You can book a PSA blood test with Sloane Street Surgery or with your local GP. A one-off value is useful, but tracking your PSA over time will give you and your GP valuable insights. The amount of PSA in your blood is measured in nanograms (a billionth of a gram) per millilitre of blood (ng/ml). You can eat and drink as normal before having a PSA test.
It can take one to two weeks to get your test results.
After I lost my cousin to prostate cancer my wife insisted with the GP for a prostate cancer test. The GP was helpful and we discussed the test thoroughly. I was surprised to hear that the test is by no means perfect, but after discussing the advantages and disadvantages, we agreed to go ahead. We also discussed adding tests to part of my annual screening. I have had my test 2 years running now, and the value is really similar, so whilst I accept the test is not perfect I feel much more reassured.
What will the test results tell me?
The PSA test helps you understand more about your prostate but the PSA is not a perfect test.
A raised result needs answers and can lead to early treatment, but not all high PSA results are due to prostate cancer.
A normal result is reassuring, but not all normal results mean you are all clear. Like all tests, the PSA test can fail or be misleading.1 in 50 patients with fast-growing prostate cancer will have a normal PSA, and 1 in 7 patients with slow-growing prostate cancer will have a normal PSA.
To decide whether you need to see a specialist at the hospital, your GP will talk to you and examine you.
What are the advantages and disadvantages of the PSA blood test?
It’s important to think through the advantages and disadvantages of the PSA test before doing it.
• It can help pick up prostate cancer early when treatment could be most effective.
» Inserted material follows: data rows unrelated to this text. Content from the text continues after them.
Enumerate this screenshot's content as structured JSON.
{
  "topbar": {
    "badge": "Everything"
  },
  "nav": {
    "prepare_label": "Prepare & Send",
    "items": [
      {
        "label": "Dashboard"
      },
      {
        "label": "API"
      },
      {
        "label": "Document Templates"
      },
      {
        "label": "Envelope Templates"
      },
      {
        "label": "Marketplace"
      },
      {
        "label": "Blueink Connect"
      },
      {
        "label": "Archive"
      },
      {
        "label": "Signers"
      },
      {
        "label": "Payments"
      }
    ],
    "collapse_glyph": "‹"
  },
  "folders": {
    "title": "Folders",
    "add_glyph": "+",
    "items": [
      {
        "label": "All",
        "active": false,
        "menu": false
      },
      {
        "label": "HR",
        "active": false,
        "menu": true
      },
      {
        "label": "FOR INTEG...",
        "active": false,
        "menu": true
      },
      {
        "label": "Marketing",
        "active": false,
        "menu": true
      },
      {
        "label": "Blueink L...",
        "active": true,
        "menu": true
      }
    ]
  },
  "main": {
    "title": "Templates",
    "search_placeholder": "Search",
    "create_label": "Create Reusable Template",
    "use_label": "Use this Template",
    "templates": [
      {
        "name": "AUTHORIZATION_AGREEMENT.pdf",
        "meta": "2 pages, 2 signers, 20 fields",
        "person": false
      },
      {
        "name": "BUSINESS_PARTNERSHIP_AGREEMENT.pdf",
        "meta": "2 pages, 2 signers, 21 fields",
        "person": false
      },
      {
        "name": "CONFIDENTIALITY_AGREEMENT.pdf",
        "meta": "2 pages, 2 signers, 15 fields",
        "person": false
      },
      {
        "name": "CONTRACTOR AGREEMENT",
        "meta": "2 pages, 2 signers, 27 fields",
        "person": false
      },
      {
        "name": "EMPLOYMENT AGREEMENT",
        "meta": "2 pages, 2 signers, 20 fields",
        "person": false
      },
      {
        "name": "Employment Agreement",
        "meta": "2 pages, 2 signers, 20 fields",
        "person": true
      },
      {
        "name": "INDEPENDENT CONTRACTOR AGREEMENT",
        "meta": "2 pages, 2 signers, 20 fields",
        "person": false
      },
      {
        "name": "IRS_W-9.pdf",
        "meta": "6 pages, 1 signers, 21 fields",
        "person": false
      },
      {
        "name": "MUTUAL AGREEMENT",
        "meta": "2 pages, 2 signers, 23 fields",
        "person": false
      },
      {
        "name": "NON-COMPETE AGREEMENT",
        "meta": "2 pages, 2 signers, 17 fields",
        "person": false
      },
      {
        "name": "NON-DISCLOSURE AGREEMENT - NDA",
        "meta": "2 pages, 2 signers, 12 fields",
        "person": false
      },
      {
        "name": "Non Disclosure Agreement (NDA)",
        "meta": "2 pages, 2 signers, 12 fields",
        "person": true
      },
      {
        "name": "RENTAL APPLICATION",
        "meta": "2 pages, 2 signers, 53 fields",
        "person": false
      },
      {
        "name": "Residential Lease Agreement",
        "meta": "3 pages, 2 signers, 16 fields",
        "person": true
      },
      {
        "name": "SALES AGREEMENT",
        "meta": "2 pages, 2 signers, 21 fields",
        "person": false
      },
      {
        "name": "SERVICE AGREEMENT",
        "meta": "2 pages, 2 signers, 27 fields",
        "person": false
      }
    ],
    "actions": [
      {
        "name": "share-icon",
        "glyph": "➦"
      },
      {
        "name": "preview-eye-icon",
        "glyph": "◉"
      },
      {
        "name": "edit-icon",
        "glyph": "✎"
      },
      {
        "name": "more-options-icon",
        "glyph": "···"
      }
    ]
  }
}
• A regular PSA test could be helpful, particularly if you have an increased risk of prostate cancer. This could detect any unusual increase in your PSA level that might be a sign of prostate cancer.
• Your PSA level might be raised, even if you don’t have prostate cancer. Many men with a raised PSA level don’t have prostate cancer. The raised level can lead to further tests such as MRI scans or biopsies.
• The PSA test can miss prostate cancer.
• Being diagnosed with a slow-growing prostate cancer that is unlikely to cause any problems or shorten your life may still make you worry.
Some people have a PSA in their 40s as a baseline. Can you tell me more?
A baseline prostate-specific antigen (PSA) test involves having a PSA test while your risk of getting prostate cancer is low – for example, in your 40s.
Research suggests that it could be used to predict how likely you are to get prostate cancer in the future. For example, if a man’s PSA level in his 40s is slightly higher than expected, he might have a higher risk of getting prostate cancer in the future.
If the test suggests you’re at higher risk, you and your doctor may decide to do regular PSA tests to spot any changes that might suggest prostate cancer.
The challenge is that we don’t know exactly what PSA level in your 40s would suggest an increased risk of prostate cancer in the future or how often you should have a PSA test after the baseline test.
If you want to know more about prostate cancer, we recommend these resources
Or book an appointment with Sloane Street Surgery, and one of our GPs would be happy to answer any questions you may have.